> _INPUT FOR THIS TASK_
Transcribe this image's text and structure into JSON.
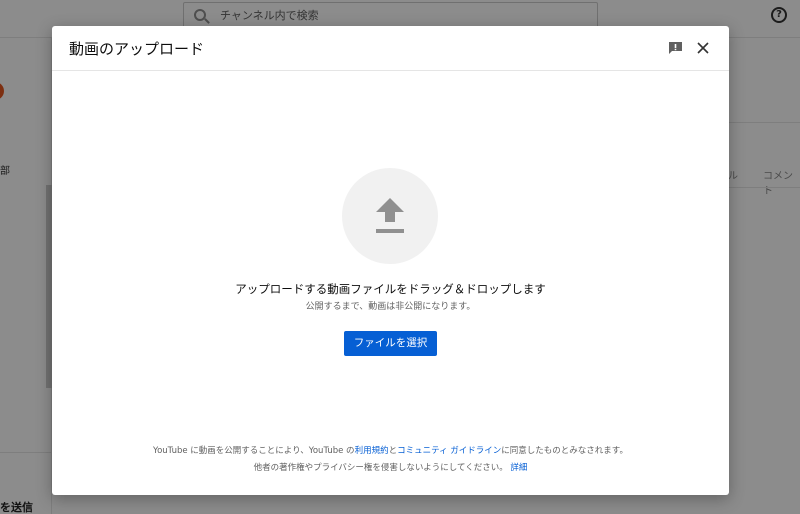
{
  "background": {
    "search": {
      "placeholder": "チャンネル内で検索"
    },
    "help_icon_glyph": "?",
    "sidebar": {
      "partial_text_1": "部",
      "partial_text_2": "を送信"
    },
    "right": {
      "partial_tab_1": "ル",
      "partial_tab_2": "コメント"
    }
  },
  "dialog": {
    "title": "動画のアップロード",
    "icons": {
      "feedback": "feedback-icon",
      "close": "close-icon",
      "upload": "upload-arrow-icon"
    },
    "main_text": "アップロードする動画ファイルをドラッグ＆ドロップします",
    "sub_text": "公開するまで、動画は非公開になります。",
    "select_button": "ファイルを選択",
    "footer": {
      "line1_prefix": "YouTube に動画を公開することにより、YouTube の",
      "terms_link": "利用規約",
      "line1_and": "と",
      "guidelines_link": "コミュニティ ガイドライン",
      "line1_suffix": "に同意したものとみなされます。",
      "line2_text": "他者の著作権やプライバシー権を侵害しないようにしてください。",
      "details_link": "詳細"
    }
  },
  "colors": {
    "accent": "#065fd4",
    "overlay": "rgba(0,0,0,0.45)"
  }
}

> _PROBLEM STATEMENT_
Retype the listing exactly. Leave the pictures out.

> _SOLVED EXERCISE_
Transcribe this image's text and structure into JSON.
{
  "background": {
    "search": {
      "placeholder": "チャンネル内で検索"
    },
    "help_icon_glyph": "?",
    "sidebar": {
      "partial_text_1": "部",
      "partial_text_2": "を送信"
    },
    "right": {
      "partial_tab_1": "ル",
      "partial_tab_2": "コメント"
    }
  },
  "dialog": {
    "title": "動画のアップロード",
    "icons": {
      "feedback": "feedback-icon",
      "close": "close-icon",
      "upload": "upload-arrow-icon"
    },
    "main_text": "アップロードする動画ファイルをドラッグ＆ドロップします",
    "sub_text": "公開するまで、動画は非公開になります。",
    "select_button": "ファイルを選択",
    "footer": {
      "line1_prefix": "YouTube に動画を公開することにより、YouTube の",
      "terms_link": "利用規約",
      "line1_and": "と",
      "guidelines_link": "コミュニティ ガイドライン",
      "line1_suffix": "に同意したものとみなされます。",
      "line2_text": "他者の著作権やプライバシー権を侵害しないようにしてください。",
      "details_link": "詳細"
    }
  },
  "colors": {
    "accent": "#065fd4",
    "overlay": "rgba(0,0,0,0.45)"
  }
}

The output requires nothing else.